James Buford Davis was born on October 5, 1921 in New Castle, Henry County, Indiana to Charles Raymond (1891 – 1986) and Bessie “Bess” Millican (1893 – 1981) Davis. Charles Raymond, who went by the name “Ray,” named his son after his own father. He and Bess lived in Crofton, Christian County, Kentucky in 1920 and he was a farmer. But by the time son James was born, the family had moved to Indiana.

In 1930, the Davis family lived at 356 South 14th Street in the Fifth Ward of New Castle, Henry County, Indiana. Ray was thirty-nine years old and Bess was thirty-six. Ray had been born in Kentucky and both of his parents were from Kentucky. Bess was born in Indiana. Her father was from Indiana and her mother was from Kentucky. James was eight years old at the time of the 1930 census. He had a younger brother Charles R., age five, and a younger sister Evelyn Joy, age four. Ray was employed as a commercial paint salesman.

In 1940, the family had moved to 1216 Woodlawn Drive, but still lived in New Castle. Ray was still working as a salesman for a paint company. James was now eighteen years old, and had another brother Neel D. Davis, who was nine.

James graduated from New Castle Chrysler High School with the Class of 1940. The school’s Rosennial Yearbook of 1940 pictured James with the caption “Hi-Y Student Manager.”

James Buford Davis Senior High School Photo

James Buford Davis Senior High School Photo

The code of the sixty Hi-Y boys of New Castle High School was “clean speech, clean living, and clean scholarship.” All boys of good character who desired membership were eligible to join.

After high school, James attended college for two years before enlisting in the Air Corps on July 21, 1942 at Bowman Field, Louisville, Kentucky. As I’ve covered James’s WWII career here, I won’t cover it again. While serving with the 384th Bomb Group, James received 3 bronze stars, an Air medal with 5 oak leaf clusters, and a presidential citation.

After the war, James graduated from Purdue University. He married Joan McShirley on August 21, 1948. They had one son, Sean (1951 – 1967). At one time James owned Express Auto Supply in Hobart, Indiana and later co-owned a Kentucky Fried Chicken franchise in New Castle, Indiana.

James B. Davis, 88 of Indianapolis died December 20, 2009.

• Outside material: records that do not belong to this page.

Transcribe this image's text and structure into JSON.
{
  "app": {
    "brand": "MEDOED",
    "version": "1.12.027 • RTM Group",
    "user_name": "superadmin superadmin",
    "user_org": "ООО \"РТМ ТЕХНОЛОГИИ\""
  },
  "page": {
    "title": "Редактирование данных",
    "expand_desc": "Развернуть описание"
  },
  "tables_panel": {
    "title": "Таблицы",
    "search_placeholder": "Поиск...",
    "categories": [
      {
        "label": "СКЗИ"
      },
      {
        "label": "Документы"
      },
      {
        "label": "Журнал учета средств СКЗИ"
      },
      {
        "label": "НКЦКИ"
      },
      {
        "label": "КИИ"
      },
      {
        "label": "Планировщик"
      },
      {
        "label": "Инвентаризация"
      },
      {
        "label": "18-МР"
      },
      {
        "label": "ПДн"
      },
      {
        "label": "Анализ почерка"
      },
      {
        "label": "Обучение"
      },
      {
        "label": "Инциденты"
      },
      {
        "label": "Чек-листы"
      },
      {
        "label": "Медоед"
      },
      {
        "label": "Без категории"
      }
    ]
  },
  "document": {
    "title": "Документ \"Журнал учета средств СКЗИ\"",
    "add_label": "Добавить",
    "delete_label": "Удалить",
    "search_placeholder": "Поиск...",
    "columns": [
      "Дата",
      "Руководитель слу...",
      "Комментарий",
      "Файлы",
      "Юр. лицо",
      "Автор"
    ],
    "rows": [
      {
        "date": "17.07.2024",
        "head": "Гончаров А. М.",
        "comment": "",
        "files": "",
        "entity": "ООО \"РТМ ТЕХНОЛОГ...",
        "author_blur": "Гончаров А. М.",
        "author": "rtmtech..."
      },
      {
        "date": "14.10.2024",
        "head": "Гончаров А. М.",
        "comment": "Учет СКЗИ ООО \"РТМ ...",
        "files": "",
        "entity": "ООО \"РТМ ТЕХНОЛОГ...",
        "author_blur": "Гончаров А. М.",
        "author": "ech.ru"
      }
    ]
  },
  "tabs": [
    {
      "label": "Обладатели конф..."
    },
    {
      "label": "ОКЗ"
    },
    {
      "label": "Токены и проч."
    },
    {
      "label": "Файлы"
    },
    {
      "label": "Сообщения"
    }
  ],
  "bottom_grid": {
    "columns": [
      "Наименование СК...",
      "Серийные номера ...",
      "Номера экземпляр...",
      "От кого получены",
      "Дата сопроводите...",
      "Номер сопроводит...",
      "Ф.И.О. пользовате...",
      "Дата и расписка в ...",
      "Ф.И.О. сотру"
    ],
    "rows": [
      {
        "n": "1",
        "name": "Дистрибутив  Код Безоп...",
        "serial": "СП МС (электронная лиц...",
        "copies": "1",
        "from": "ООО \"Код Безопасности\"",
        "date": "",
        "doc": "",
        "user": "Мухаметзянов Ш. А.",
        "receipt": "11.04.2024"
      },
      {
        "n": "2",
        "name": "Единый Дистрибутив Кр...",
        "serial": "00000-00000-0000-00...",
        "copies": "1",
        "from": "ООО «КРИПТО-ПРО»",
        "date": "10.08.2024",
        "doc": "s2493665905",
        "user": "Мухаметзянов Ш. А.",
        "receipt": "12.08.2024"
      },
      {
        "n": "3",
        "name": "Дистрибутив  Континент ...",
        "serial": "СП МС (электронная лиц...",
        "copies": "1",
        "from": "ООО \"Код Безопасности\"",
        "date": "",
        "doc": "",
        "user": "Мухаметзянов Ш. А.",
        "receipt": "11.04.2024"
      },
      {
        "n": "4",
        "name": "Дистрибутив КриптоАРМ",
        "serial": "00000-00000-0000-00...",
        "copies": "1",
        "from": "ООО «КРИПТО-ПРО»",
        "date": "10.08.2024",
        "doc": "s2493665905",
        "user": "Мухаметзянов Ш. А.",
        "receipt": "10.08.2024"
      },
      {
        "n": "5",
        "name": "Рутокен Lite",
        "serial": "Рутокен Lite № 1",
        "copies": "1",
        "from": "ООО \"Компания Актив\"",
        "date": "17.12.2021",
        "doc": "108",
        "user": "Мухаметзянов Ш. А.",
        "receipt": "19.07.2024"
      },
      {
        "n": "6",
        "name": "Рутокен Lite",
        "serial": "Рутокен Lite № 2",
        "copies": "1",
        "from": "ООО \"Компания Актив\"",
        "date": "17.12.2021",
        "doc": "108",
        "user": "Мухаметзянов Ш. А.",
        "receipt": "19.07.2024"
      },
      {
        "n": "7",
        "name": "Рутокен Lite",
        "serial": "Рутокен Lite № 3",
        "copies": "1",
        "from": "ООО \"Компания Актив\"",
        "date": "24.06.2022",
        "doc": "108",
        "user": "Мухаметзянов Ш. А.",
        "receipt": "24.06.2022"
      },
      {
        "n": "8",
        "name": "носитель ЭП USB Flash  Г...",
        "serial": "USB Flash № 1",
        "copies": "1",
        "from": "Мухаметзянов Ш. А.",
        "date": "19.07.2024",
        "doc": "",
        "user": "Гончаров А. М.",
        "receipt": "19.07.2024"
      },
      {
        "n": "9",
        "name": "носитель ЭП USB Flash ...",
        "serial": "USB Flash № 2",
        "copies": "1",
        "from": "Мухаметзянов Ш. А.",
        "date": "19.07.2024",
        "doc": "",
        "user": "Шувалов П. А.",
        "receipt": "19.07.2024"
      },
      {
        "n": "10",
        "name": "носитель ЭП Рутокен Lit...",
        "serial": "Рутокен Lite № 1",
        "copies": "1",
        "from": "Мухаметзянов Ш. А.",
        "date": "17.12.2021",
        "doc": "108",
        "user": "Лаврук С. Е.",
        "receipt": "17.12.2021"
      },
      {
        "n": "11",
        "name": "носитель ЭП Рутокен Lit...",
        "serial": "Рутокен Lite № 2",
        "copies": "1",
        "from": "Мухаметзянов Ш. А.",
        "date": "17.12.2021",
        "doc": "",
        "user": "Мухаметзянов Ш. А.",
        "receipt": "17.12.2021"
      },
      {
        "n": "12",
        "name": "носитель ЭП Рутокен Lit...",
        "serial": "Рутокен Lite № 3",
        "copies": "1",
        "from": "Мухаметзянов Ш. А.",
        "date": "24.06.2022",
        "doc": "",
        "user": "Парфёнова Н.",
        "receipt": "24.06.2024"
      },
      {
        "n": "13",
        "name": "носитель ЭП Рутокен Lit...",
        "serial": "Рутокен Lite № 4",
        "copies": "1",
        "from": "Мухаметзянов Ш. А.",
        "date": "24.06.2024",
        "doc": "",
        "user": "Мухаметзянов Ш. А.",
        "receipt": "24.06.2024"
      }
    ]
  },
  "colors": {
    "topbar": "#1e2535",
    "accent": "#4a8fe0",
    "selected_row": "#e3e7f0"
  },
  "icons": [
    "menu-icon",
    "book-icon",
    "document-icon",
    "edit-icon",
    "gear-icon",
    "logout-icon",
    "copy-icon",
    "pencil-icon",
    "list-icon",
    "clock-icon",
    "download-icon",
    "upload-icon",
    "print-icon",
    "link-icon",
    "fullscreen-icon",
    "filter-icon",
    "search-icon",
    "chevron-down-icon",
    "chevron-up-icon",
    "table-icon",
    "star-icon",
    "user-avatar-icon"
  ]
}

Note:  Now that I have found a photo of James B. Davis, I am trying to determine if the bombardier in the Buslee crew photo is the original bombardier Marvin Fryden or replacement bombardier James B. Davis.  What do you think? Is the man standing on the far right Fryden (who I don’t have a picture of) or Davis?

The Buslee Crew

The Buslee Crew

© Cindy Farrar Bryan and The Arrowhead Club, 2015